*Data extracted from a collection*
----------------

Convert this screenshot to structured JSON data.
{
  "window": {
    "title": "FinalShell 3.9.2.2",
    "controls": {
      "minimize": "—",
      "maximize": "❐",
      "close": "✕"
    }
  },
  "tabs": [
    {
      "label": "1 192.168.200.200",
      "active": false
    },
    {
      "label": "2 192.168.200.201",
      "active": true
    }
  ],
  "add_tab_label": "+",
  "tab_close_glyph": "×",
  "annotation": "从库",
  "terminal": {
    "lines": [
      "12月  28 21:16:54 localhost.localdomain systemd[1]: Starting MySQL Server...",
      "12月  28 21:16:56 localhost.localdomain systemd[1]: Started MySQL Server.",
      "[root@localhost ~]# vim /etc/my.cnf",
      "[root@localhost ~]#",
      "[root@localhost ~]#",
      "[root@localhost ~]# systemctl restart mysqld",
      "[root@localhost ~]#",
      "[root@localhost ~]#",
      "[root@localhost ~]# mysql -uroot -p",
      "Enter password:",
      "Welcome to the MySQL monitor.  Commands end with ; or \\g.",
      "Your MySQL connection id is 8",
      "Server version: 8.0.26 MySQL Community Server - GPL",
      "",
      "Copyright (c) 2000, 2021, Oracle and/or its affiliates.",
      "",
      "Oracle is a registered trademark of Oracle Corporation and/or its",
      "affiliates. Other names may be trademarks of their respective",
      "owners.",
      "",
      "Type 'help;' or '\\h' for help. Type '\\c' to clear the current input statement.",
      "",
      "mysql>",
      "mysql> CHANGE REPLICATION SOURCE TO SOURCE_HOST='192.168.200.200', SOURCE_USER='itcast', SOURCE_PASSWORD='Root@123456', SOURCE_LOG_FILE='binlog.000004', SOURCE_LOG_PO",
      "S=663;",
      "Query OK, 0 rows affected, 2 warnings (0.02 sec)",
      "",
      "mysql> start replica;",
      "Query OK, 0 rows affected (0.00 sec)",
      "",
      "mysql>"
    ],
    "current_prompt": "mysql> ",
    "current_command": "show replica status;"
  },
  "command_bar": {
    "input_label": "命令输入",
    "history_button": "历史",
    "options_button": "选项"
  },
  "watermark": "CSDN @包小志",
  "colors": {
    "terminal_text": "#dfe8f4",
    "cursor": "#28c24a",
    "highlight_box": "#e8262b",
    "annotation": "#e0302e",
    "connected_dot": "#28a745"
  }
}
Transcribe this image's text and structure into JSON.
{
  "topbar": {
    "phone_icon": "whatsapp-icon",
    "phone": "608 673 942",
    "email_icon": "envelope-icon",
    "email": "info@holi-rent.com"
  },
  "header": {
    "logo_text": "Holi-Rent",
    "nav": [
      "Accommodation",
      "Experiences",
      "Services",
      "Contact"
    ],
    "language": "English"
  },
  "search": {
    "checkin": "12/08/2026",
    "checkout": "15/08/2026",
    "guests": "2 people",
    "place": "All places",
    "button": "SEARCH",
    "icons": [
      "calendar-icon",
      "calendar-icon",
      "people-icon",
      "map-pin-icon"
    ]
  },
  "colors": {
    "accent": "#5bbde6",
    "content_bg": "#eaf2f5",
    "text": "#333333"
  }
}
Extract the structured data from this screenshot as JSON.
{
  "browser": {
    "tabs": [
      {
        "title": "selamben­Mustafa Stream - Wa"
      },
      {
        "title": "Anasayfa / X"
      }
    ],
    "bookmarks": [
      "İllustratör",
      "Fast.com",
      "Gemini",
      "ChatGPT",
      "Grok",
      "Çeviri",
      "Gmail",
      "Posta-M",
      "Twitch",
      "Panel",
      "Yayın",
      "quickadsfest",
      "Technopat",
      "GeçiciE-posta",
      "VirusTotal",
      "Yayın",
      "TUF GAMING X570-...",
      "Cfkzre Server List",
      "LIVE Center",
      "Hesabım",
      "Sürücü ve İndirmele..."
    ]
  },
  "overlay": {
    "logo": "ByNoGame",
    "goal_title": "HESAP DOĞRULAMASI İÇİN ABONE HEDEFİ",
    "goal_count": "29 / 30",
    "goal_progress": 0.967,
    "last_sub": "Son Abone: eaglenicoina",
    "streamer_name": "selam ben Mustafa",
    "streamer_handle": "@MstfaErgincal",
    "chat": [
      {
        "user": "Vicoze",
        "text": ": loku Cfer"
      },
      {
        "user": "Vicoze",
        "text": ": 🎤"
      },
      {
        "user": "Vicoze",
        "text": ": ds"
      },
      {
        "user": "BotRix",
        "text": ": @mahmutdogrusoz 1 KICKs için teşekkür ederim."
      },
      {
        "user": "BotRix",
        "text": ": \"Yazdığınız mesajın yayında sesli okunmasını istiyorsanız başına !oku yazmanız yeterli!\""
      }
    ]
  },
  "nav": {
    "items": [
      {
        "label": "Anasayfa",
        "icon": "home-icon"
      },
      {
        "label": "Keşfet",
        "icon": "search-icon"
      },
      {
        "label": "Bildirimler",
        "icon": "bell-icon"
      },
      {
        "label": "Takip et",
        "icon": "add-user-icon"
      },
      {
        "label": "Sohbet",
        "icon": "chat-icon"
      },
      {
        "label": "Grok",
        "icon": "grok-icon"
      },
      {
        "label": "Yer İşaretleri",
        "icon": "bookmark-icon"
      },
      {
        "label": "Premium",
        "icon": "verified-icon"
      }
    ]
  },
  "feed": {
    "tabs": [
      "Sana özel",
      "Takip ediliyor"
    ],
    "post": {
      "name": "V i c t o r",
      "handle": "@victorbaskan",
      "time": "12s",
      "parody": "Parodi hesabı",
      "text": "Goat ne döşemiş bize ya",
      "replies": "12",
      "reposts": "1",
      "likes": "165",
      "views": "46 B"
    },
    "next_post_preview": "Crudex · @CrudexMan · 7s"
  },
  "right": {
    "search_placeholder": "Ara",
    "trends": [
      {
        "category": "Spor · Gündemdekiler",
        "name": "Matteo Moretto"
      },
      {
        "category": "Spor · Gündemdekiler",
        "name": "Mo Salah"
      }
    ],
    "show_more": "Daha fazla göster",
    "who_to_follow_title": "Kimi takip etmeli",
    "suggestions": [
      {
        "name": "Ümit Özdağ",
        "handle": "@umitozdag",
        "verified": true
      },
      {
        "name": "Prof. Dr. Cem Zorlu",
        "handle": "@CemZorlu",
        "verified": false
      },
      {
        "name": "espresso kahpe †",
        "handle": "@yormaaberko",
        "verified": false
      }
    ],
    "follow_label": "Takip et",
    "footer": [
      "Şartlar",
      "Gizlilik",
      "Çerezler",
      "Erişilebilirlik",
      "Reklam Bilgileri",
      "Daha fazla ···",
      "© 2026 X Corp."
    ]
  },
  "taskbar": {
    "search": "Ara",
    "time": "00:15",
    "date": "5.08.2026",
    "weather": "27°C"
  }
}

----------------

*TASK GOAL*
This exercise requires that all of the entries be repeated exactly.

*ANSWER SPACE*
Convert this screenshot to structured JSON data.
{
  "window": {
    "title": "FinalShell 3.9.2.2",
    "controls": {
      "minimize": "—",
      "maximize": "❐",
      "close": "✕"
    }
  },
  "tabs": [
    {
      "label": "1 192.168.200.200",
      "active": false
    },
    {
      "label": "2 192.168.200.201",
      "active": true
    }
  ],
  "add_tab_label": "+",
  "tab_close_glyph": "×",
  "annotation": "从库",
  "terminal": {
    "lines": [
      "12月  28 21:16:54 localhost.localdomain systemd[1]: Starting MySQL Server...",
      "12月  28 21:16:56 localhost.localdomain systemd[1]: Started MySQL Server.",
      "[root@localhost ~]# vim /etc/my.cnf",
      "[root@localhost ~]#",
      "[root@localhost ~]#",
      "[root@localhost ~]# systemctl restart mysqld",
      "[root@localhost ~]#",
      "[root@localhost ~]#",
      "[root@localhost ~]# mysql -uroot -p",
      "Enter password:",
      "Welcome to the MySQL monitor.  Commands end with ; or \\g.",
      "Your MySQL connection id is 8",
      "Server version: 8.0.26 MySQL Community Server - GPL",
      "",
      "Copyright (c) 2000, 2021, Oracle and/or its affiliates.",
      "",
      "Oracle is a registered trademark of Oracle Corporation and/or its",
      "affiliates. Other names may be trademarks of their respective",
      "owners.",
      "",
      "Type 'help;' or '\\h' for help. Type '\\c' to clear the current input statement.",
      "",
      "mysql>",
      "mysql> CHANGE REPLICATION SOURCE TO SOURCE_HOST='192.168.200.200', SOURCE_USER='itcast', SOURCE_PASSWORD='Root@123456', SOURCE_LOG_FILE='binlog.000004', SOURCE_LOG_PO",
      "S=663;",
      "Query OK, 0 rows affected, 2 warnings (0.02 sec)",
      "",
      "mysql> start replica;",
      "Query OK, 0 rows affected (0.00 sec)",
      "",
      "mysql>"
    ],
    "current_prompt": "mysql> ",
    "current_command": "show replica status;"
  },
  "command_bar": {
    "input_label": "命令输入",
    "history_button": "历史",
    "options_button": "选项"
  },
  "watermark": "CSDN @包小志",
  "colors": {
    "terminal_text": "#dfe8f4",
    "cursor": "#28c24a",
    "highlight_box": "#e8262b",
    "annotation": "#e0302e",
    "connected_dot": "#28a745"
  }
}
Transcribe this image's text and structure into JSON.
{
  "topbar": {
    "phone_icon": "whatsapp-icon",
    "phone": "608 673 942",
    "email_icon": "envelope-icon",
    "email": "info@holi-rent.com"
  },
  "header": {
    "logo_text": "Holi-Rent",
    "nav": [
      "Accommodation",
      "Experiences",
      "Services",
      "Contact"
    ],
    "language": "English"
  },
  "search": {
    "checkin": "12/08/2026",
    "checkout": "15/08/2026",
    "guests": "2 people",
    "place": "All places",
    "button": "SEARCH",
    "icons": [
      "calendar-icon",
      "calendar-icon",
      "people-icon",
      "map-pin-icon"
    ]
  },
  "colors": {
    "accent": "#5bbde6",
    "content_bg": "#eaf2f5",
    "text": "#333333"
  }
}
Extract the structured data from this screenshot as JSON.
{
  "browser": {
    "tabs": [
      {
        "title": "selamben­Mustafa Stream - Wa"
      },
      {
        "title": "Anasayfa / X"
      }
    ],
    "bookmarks": [
      "İllustratör",
      "Fast.com",
      "Gemini",
      "ChatGPT",
      "Grok",
      "Çeviri",
      "Gmail",
      "Posta-M",
      "Twitch",
      "Panel",
      "Yayın",
      "quickadsfest",
      "Technopat",
      "GeçiciE-posta",
      "VirusTotal",
      "Yayın",
      "TUF GAMING X570-...",
      "Cfkzre Server List",
      "LIVE Center",
      "Hesabım",
      "Sürücü ve İndirmele..."
    ]
  },
  "overlay": {
    "logo": "ByNoGame",
    "goal_title": "HESAP DOĞRULAMASI İÇİN ABONE HEDEFİ",
    "goal_count": "29 / 30",
    "goal_progress": 0.967,
    "last_sub": "Son Abone: eaglenicoina",
    "streamer_name": "selam ben Mustafa",
    "streamer_handle": "@MstfaErgincal",
    "chat": [
      {
        "user": "Vicoze",
        "text": ": loku Cfer"
      },
      {
        "user": "Vicoze",
        "text": ": 🎤"
      },
      {
        "user": "Vicoze",
        "text": ": ds"
      },
      {
        "user": "BotRix",
        "text": ": @mahmutdogrusoz 1 KICKs için teşekkür ederim."
      },
      {
        "user": "BotRix",
        "text": ": \"Yazdığınız mesajın yayında sesli okunmasını istiyorsanız başına !oku yazmanız yeterli!\""
      }
    ]
  },
  "nav": {
    "items": [
      {
        "label": "Anasayfa",
        "icon": "home-icon"
      },
      {
        "label": "Keşfet",
        "icon": "search-icon"
      },
      {
        "label": "Bildirimler",
        "icon": "bell-icon"
      },
      {
        "label": "Takip et",
        "icon": "add-user-icon"
      },
      {
        "label": "Sohbet",
        "icon": "chat-icon"
      },
      {
        "label": "Grok",
        "icon": "grok-icon"
      },
      {
        "label": "Yer İşaretleri",
        "icon": "bookmark-icon"
      },
      {
        "label": "Premium",
        "icon": "verified-icon"
      }
    ]
  },
  "feed": {
    "tabs": [
      "Sana özel",
      "Takip ediliyor"
    ],
    "post": {
      "name": "V i c t o r",
      "handle": "@victorbaskan",
      "time": "12s",
      "parody": "Parodi hesabı",
      "text": "Goat ne döşemiş bize ya",
      "replies": "12",
      "reposts": "1",
      "likes": "165",
      "views": "46 B"
    },
    "next_post_preview": "Crudex · @CrudexMan · 7s"
  },
  "right": {
    "search_placeholder": "Ara",
    "trends": [
      {
        "category": "Spor · Gündemdekiler",
        "name": "Matteo Moretto"
      },
      {
        "category": "Spor · Gündemdekiler",
        "name": "Mo Salah"
      }
    ],
    "show_more": "Daha fazla göster",
    "who_to_follow_title": "Kimi takip etmeli",
    "suggestions": [
      {
        "name": "Ümit Özdağ",
        "handle": "@umitozdag",
        "verified": true
      },
      {
        "name": "Prof. Dr. Cem Zorlu",
        "handle": "@CemZorlu",
        "verified": false
      },
      {
        "name": "espresso kahpe †",
        "handle": "@yormaaberko",
        "verified": false
      }
    ],
    "follow_label": "Takip et",
    "footer": [
      "Şartlar",
      "Gizlilik",
      "Çerezler",
      "Erişilebilirlik",
      "Reklam Bilgileri",
      "Daha fazla ···",
      "© 2026 X Corp."
    ]
  },
  "taskbar": {
    "search": "Ara",
    "time": "00:15",
    "date": "5.08.2026",
    "weather": "27°C"
  }
}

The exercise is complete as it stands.